Tuesday, November 19, 2019

1938 newspaper recipe for
peach-mint jelly

This hails from the May 18, 1938, edition of The Honolulu Advertiser and might just be something you want to seriously consider, for a change.

Monday, November 18, 2019

How much is that haunted doll in the eBay window I have open?

The New York Times recently published an article by Alicia DeSantis with an attention-grabber headline: "The Weird World of ‘Haunted’ eBay: ‘Purchase With Caution’". It's about the odd, to say the least, subculture of those who attempt to boost the value of the everyday items they're peddling on the online auction service by claiming that the item is touched by the supernatural — possessed, cursed, magical, haunted, etc. This hucksterism is nothing new, of course. Since the idea of "magic beans" first sprouted centuries ago, humankind has never been without swindlers and those who are receptive, even enthusiastic, about being swindled.

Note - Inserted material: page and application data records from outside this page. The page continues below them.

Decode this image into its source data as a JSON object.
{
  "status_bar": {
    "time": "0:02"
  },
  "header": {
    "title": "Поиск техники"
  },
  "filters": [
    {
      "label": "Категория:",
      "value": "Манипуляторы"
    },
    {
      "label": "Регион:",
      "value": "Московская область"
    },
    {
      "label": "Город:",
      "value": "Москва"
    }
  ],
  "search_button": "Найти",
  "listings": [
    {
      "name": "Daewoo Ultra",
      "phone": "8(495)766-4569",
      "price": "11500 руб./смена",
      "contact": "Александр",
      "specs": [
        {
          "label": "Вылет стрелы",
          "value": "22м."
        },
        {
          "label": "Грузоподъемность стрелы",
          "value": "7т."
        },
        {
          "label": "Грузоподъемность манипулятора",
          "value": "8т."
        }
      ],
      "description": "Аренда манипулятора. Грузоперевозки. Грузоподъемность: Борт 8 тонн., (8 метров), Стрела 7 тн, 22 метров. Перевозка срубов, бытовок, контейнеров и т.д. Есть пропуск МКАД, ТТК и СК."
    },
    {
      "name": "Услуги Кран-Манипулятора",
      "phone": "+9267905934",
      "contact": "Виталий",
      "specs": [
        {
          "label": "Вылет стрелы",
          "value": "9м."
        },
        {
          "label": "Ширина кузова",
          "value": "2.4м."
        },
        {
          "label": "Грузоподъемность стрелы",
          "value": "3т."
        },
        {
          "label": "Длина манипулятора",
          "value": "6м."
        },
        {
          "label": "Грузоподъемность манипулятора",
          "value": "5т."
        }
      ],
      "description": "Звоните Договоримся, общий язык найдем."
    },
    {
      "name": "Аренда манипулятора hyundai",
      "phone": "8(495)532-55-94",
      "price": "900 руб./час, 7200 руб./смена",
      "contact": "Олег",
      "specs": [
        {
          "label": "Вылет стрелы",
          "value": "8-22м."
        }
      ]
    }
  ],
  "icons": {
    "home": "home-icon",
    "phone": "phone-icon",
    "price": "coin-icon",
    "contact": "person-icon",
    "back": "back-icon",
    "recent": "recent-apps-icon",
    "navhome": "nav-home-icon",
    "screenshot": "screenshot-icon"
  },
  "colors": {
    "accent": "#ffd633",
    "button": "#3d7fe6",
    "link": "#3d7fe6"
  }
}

The Times is not the first to write about supernatural-tinged online auctions. Other pieces of note have been published by Sabrina Maddeaux for Vox; by Reyhan Harmanci for Topic; by Katherine Carlson for The New Yorker; and by Luke Winkie for Vice. But one thing I enjoyed about short Times article was the interview with artist Eric Oglander. He has a fascination with witnessing, and documenting, the everflowing stream of "haunted" objects on eBay. He understands that cyberspace is fleeting, ephemeral. And so he deploys one of the best tools we have for documentation: the screenshot. The Times' DeSantis writes:
"Oglander describes himself as a 'collector of aesthetics,' and his material is the ephemera of the world around us. For him, it is not the item on sale, but rather the listing itself which becomes the object. The listings are 'a way of containing a story and also telling a story,' he said."
Indeed, in a slight twist on Papergreat's mantra, every eBay listing tells a story. And says something about us. So, in that spirit (no pun intended), here's the haunted-item listing I'm adding to the record for posterity.

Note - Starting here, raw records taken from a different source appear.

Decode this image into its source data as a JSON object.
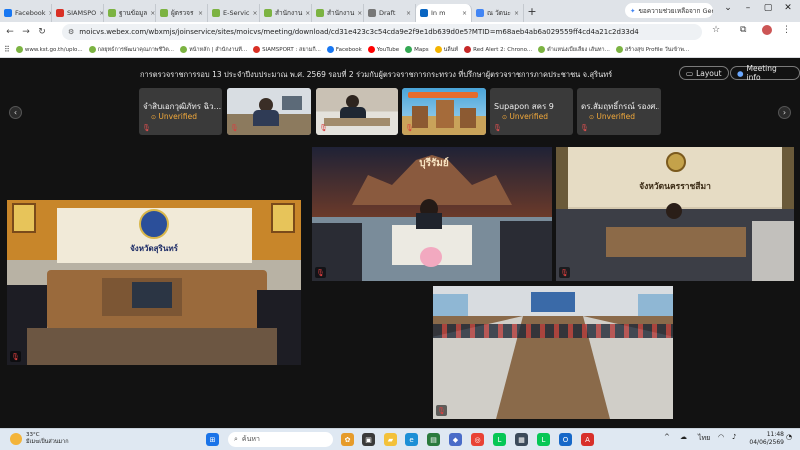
{
  "browser": {
    "tabs": [
      {
        "label": "Facebook",
        "color": "#1877f2",
        "active": false
      },
      {
        "label": "SIAMSPO",
        "color": "#d93025",
        "active": false
      },
      {
        "label": "ฐานข้อมูล",
        "color": "#7cb342",
        "active": false
      },
      {
        "label": "ผู้ตรวจร",
        "color": "#7cb342",
        "active": false
      },
      {
        "label": "E-Servic",
        "color": "#7cb342",
        "active": false
      },
      {
        "label": "สำนักงาน",
        "color": "#7cb342",
        "active": false
      },
      {
        "label": "สำนักงาน",
        "color": "#7cb342",
        "active": false
      },
      {
        "label": "Draft",
        "color": "#777777",
        "active": false
      },
      {
        "label": "In m",
        "color": "#0a66c2",
        "active": true
      },
      {
        "label": "ณ วัดนะ",
        "color": "#4285f4",
        "active": false
      }
    ],
    "gemini_label": "ขอความช่วยเหลือจาก Gemini",
    "url": "moicvs.webex.com/wbxmjs/joinservice/sites/moicvs/meeting/download/cd31e423c3c54cda9e2f9e1db639d0e5?MTID=m68aeb4ab6a029559ff4cd4a21c2d33d4",
    "bookmarks": [
      {
        "label": "www.kst.go.th/uplo...",
        "color": "#7cb342"
      },
      {
        "label": "กลยุทธ์การพัฒนาคุณภาพชีวิต...",
        "color": "#7cb342"
      },
      {
        "label": "หน้าหลัก | สำนักงานที่...",
        "color": "#7cb342"
      },
      {
        "label": "SIAMSPORT : สยามกี...",
        "color": "#d93025"
      },
      {
        "label": "Facebook",
        "color": "#1877f2"
      },
      {
        "label": "YouTube",
        "color": "#ff0000"
      },
      {
        "label": "Maps",
        "color": "#34a853"
      },
      {
        "label": "นลิ้นท์",
        "color": "#f4b400"
      },
      {
        "label": "Red Alert 2: Chrono...",
        "color": "#c62828"
      },
      {
        "label": "ตำแหน่งเบี้ยเลี้ยง เส้นทา...",
        "color": "#7cb342"
      },
      {
        "label": "สร้างสุข Profile วันเข้าพ...",
        "color": "#7cb342"
      }
    ]
  },
  "meeting": {
    "title": "การตรวจราชการรอบ 13 ประจำปีงบประมาณ พ.ศ. 2569 รอบที่ 2 ร่วมกับผู้ตรวจราชการกระทรวง ที่ปรึกษาผู้ตรวจราชการภาคประชาชน จ.สุรินทร์",
    "layout_label": "Layout",
    "meeting_info_label": "Meeting info",
    "thumbnails": [
      {
        "name": "จำสิบเอกวุฒิภัทร ฉิว...",
        "status": "Unverified",
        "type": "name"
      },
      {
        "name": "",
        "status": "",
        "type": "video"
      },
      {
        "name": "",
        "status": "",
        "type": "video"
      },
      {
        "name": "",
        "status": "",
        "type": "video"
      },
      {
        "name": "Supapon สคร 9",
        "status": "Unverified",
        "type": "name"
      },
      {
        "name": "ดร.สัมฤทธิ์กรณ์ รองศ...",
        "status": "Unverified",
        "type": "name"
      }
    ],
    "tiles": [
      {
        "sign": "จังหวัดสุรินทร์"
      },
      {
        "sign": "บุรีรัมย์"
      },
      {
        "sign": "จังหวัดนครราชสีมา"
      },
      {
        "sign": ""
      }
    ]
  },
  "taskbar": {
    "weather_temp": "33°C",
    "weather_desc": "มีเมฆเป็นส่วนมาก",
    "search_placeholder": "ค้นหา",
    "language": "ไทย",
    "time": "11:48",
    "date": "04/06/2569"
  }
}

The full description for Very Expensive Haunted Troll states:
Haunted Troll Doll.. Discontinued collectors item. . Condition is Used. Shipped with USPS First Class Package. This doll is haunted. I got it from an estate sale where some old lady had passed away. The man at the sale was making comments about how she or the house was haunted and he would not buy anything and take it home because he would not want that activity in his house. I felt compelled to buy this doll. within a week of having it, a doll that belonged to my daughter who has passed away started to play its music. Then a couple days later I was in the bathroom after a shower and felt something touch my leg. Next day in my bedroom right after putting on my pajamas I was touched on the opposite leg, but this time it felt like a grab.. Since then I've been in bed and felt like someone sat down on the end of my bed. I have been at my computer and felt something touch my hair and lightly tug at it. That has happen several times. I have seen a shadow figure and my dog has got up and went to growl where the movement happened. Those who want a haunted object, this is it! I was trying to sell this well before Halloween, so no its not for a Halloween hype. This is real. Not a joke. If you collect haunted objects. This doll is for you. It does have a little crack in its tail, but that obviously does to effect the amount of haunt you get from this figure. Once its sold, I wont take it back, I take no responsibility in any form as to what happens when you receive it. FREE SHIPPING ONLY IN THE USA...…. NO EXCEPTIONS...……….
Hurry now. This offer to curse your family for just $400 won't last.